Entries from a dataset of interfaces:
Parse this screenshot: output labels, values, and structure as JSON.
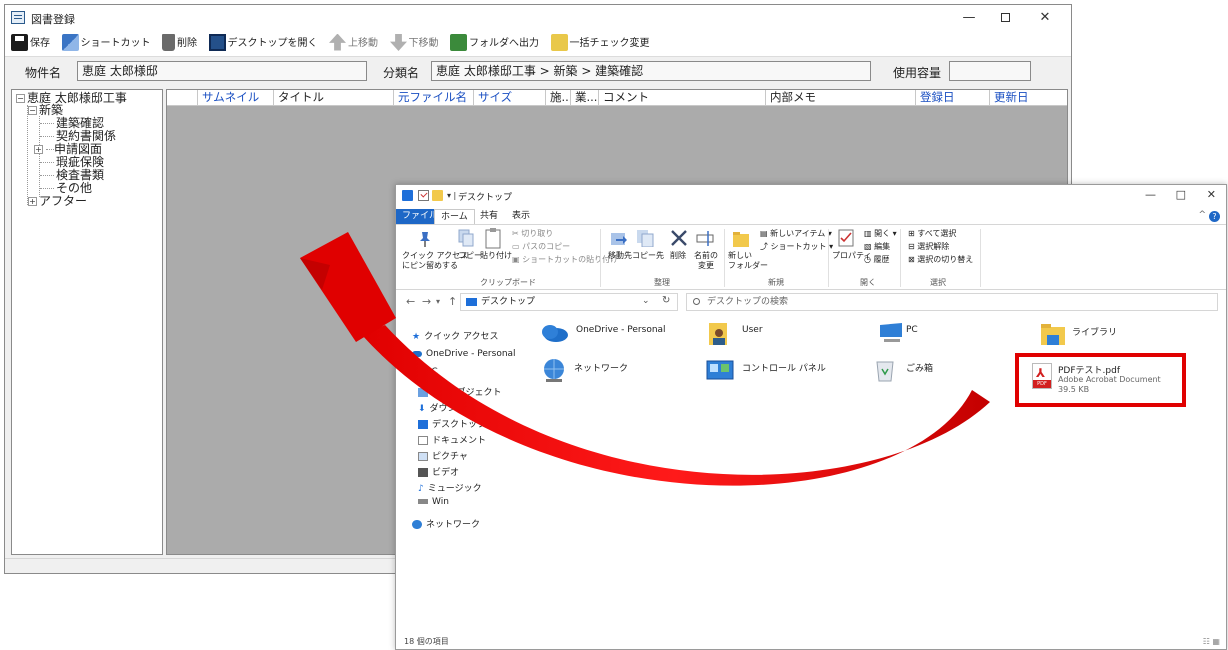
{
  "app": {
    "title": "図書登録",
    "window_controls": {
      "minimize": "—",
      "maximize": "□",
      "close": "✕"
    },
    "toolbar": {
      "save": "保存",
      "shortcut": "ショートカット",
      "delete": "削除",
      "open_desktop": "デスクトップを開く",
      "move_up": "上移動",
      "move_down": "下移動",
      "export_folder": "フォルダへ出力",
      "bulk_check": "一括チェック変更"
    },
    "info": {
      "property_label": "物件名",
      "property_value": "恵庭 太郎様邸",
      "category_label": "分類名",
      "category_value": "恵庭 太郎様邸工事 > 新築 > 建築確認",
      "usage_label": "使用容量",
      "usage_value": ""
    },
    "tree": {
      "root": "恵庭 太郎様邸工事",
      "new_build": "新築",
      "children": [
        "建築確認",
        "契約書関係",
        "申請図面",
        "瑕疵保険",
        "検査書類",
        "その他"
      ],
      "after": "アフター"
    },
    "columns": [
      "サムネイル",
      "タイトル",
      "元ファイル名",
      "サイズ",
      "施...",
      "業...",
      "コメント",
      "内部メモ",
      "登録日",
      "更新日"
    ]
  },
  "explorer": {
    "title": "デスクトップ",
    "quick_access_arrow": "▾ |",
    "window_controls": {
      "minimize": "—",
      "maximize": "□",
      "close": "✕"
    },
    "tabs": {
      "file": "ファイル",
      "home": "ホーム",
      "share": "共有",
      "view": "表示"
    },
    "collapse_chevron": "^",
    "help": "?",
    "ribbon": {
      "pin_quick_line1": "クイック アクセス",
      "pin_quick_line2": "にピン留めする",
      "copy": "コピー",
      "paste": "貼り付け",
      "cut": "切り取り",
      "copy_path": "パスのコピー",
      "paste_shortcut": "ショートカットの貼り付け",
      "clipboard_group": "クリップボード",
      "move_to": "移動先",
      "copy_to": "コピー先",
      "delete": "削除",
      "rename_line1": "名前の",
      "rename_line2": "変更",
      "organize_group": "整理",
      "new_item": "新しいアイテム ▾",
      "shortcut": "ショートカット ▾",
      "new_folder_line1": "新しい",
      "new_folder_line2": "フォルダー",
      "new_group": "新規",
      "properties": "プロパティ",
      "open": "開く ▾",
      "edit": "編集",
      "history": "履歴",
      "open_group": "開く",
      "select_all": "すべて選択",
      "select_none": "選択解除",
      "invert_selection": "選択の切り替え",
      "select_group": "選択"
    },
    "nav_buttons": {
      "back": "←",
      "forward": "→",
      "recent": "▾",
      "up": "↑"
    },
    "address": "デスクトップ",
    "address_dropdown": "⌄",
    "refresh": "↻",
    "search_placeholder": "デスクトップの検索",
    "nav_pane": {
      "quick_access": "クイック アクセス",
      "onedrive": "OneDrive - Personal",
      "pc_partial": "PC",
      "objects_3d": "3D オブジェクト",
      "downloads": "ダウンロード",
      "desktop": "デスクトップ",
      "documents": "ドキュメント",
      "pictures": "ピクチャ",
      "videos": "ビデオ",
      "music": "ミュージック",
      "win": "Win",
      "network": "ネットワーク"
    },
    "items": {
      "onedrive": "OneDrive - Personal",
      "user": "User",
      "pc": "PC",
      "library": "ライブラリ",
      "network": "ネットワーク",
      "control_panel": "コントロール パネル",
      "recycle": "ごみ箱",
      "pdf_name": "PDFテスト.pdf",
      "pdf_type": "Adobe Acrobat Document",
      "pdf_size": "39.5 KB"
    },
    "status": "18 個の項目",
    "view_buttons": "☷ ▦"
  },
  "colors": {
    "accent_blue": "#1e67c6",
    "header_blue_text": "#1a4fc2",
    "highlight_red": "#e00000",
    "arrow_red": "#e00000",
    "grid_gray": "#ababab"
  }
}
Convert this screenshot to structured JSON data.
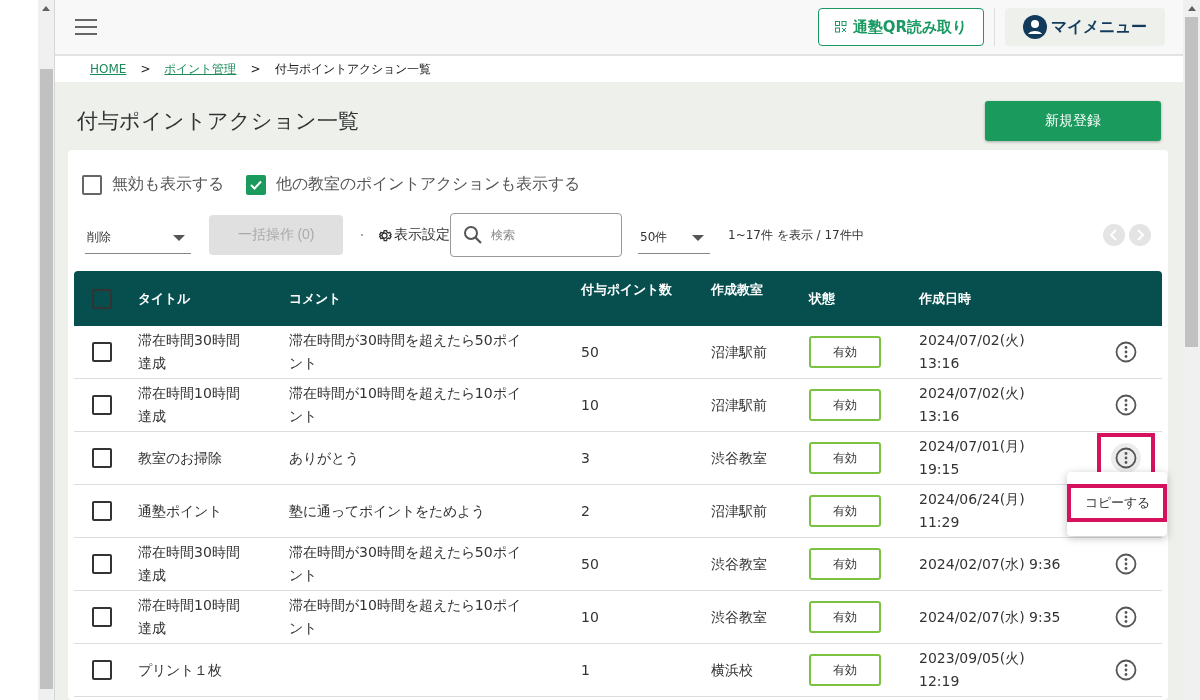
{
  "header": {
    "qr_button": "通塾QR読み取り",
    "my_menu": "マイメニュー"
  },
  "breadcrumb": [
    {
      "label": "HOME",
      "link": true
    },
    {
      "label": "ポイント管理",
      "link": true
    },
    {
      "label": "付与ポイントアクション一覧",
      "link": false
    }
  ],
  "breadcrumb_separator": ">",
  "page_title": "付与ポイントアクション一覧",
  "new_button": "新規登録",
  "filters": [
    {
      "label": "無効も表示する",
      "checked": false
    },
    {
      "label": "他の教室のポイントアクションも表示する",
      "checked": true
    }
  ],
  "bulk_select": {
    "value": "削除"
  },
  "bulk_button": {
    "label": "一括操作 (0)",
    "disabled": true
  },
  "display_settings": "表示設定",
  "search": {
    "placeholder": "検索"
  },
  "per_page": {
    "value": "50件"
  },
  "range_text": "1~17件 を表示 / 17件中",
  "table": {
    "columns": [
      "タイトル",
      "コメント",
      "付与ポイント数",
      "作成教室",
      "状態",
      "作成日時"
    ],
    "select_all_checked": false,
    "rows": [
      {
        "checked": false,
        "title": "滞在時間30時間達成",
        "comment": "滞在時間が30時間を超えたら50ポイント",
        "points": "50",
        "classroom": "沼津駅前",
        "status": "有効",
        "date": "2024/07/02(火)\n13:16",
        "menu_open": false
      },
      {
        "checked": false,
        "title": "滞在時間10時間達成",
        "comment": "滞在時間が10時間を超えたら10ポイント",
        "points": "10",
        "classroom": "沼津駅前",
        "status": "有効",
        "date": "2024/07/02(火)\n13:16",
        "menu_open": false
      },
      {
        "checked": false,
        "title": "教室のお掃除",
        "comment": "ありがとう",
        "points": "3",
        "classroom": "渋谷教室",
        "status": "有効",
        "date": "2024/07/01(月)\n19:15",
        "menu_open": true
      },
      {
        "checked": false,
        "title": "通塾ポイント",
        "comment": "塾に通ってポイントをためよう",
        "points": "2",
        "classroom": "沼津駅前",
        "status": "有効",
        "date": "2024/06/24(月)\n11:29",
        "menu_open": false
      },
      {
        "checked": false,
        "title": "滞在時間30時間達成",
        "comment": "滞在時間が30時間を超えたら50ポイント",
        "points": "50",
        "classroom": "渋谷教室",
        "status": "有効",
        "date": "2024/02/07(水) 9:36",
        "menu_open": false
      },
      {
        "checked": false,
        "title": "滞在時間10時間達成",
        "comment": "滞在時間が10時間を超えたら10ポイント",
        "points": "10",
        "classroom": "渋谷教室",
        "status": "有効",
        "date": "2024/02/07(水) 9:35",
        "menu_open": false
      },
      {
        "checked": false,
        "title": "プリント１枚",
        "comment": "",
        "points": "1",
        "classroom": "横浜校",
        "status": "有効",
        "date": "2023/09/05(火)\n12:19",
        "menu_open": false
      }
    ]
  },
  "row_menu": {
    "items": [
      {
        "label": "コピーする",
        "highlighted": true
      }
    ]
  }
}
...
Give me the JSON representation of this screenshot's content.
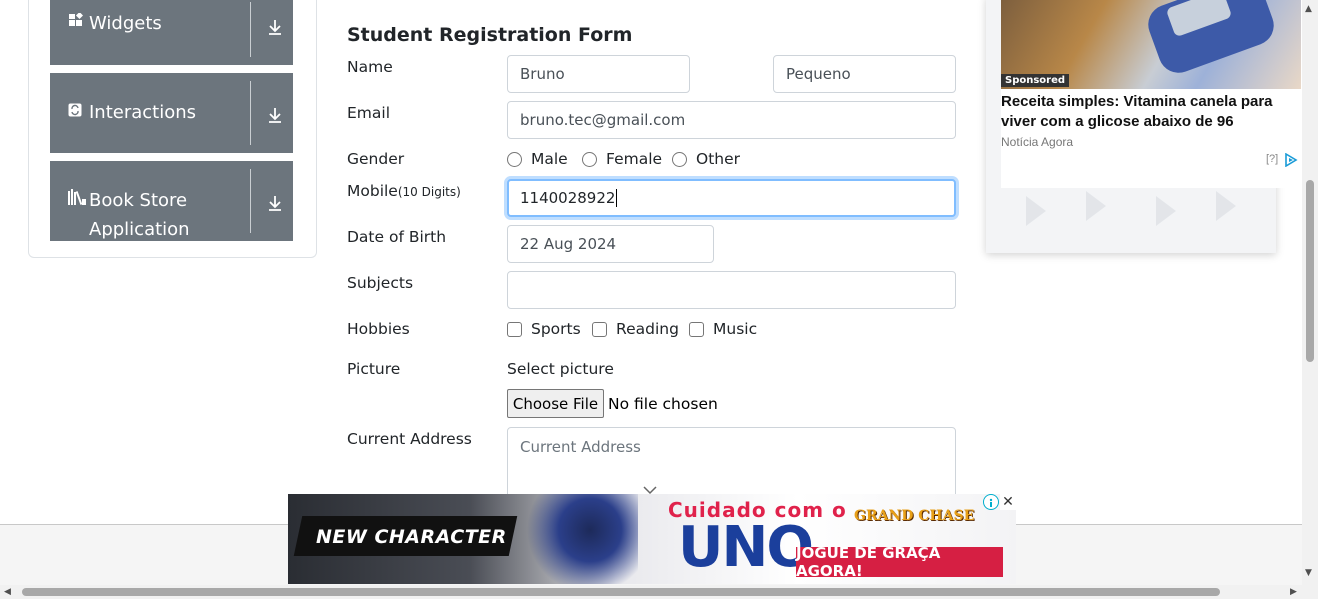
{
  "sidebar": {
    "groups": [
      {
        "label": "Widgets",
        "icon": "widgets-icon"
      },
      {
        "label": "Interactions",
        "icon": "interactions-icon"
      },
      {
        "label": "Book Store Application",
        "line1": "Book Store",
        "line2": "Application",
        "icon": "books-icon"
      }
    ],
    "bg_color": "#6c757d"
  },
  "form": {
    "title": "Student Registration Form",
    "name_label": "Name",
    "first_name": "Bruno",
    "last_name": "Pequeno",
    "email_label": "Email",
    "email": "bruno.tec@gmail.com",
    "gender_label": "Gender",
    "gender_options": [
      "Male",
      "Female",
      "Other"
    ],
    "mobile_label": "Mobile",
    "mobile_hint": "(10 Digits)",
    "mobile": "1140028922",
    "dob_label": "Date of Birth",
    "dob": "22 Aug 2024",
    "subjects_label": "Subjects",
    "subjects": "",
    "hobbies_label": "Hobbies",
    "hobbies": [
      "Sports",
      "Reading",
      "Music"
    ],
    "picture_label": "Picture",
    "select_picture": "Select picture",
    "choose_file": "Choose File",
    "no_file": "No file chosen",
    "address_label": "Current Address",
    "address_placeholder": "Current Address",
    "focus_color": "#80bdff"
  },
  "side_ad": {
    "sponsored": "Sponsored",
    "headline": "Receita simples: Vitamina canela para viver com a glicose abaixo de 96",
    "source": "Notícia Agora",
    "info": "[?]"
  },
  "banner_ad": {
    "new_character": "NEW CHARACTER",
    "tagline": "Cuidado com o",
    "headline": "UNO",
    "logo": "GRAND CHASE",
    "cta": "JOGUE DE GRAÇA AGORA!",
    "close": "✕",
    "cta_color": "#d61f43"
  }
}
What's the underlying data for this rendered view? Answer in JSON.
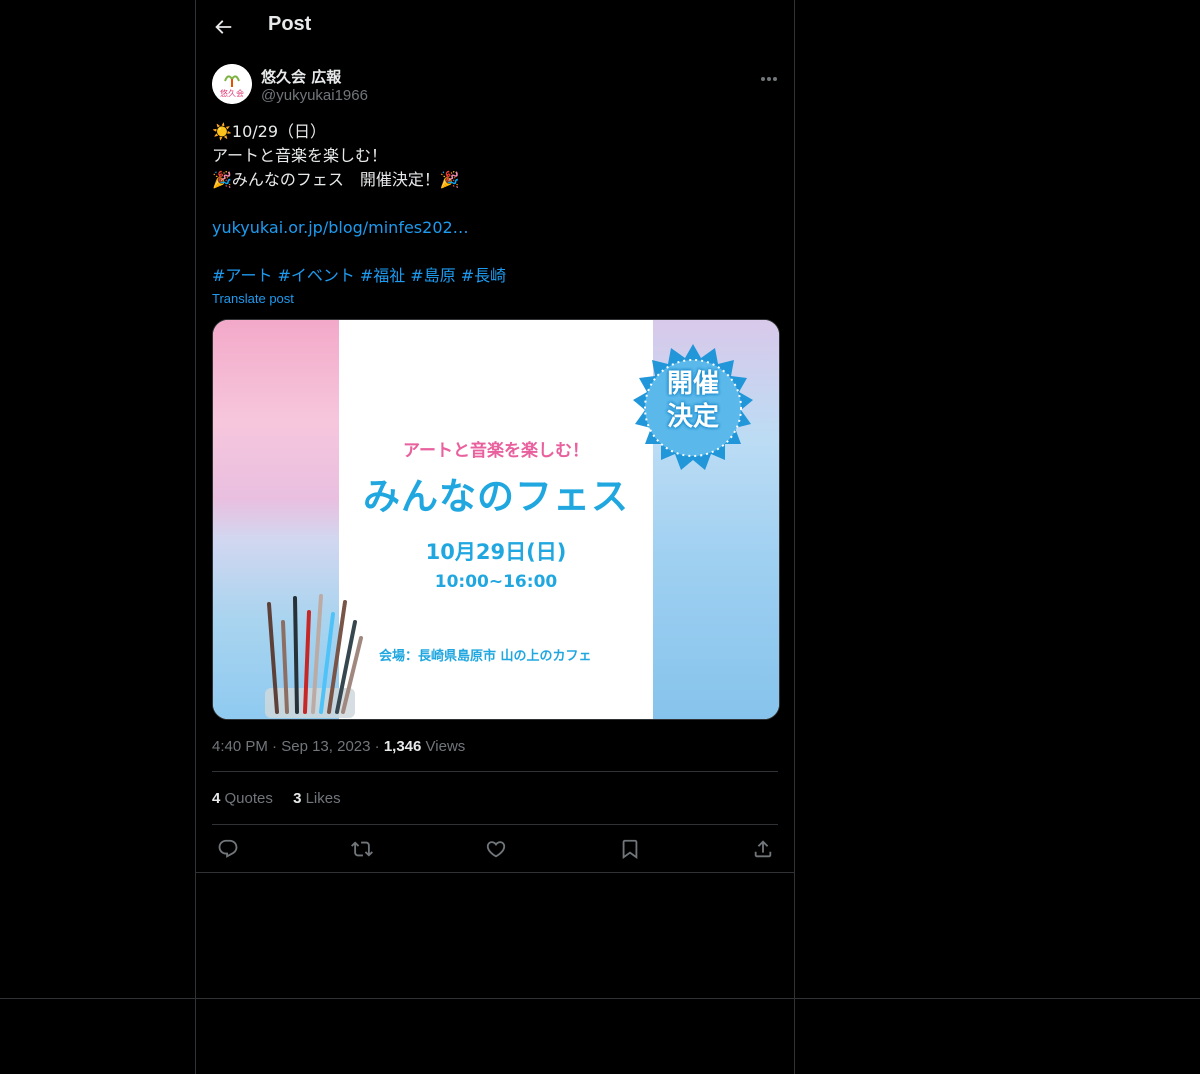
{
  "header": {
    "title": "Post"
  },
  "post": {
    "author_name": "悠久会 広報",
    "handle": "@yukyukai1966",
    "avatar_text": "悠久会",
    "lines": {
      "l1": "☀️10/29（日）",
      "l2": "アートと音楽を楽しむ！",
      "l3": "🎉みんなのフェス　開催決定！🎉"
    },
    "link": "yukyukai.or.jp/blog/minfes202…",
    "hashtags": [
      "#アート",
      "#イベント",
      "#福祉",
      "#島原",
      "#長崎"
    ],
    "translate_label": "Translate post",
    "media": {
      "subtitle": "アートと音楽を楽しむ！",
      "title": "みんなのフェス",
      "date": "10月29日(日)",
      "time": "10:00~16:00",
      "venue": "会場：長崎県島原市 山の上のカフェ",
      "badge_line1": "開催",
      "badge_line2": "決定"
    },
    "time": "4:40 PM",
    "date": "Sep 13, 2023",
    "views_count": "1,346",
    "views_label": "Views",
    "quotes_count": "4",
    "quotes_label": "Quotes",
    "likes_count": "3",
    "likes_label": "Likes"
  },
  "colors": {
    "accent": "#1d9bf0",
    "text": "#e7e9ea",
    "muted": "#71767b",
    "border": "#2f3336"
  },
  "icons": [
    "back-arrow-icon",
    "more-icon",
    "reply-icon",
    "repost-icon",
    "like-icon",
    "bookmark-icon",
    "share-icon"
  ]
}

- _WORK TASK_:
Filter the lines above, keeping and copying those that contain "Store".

- _ANSWER FOR THIS EXERCISE_:
        "label": "Book Store Application",
        "line1": "Book Store",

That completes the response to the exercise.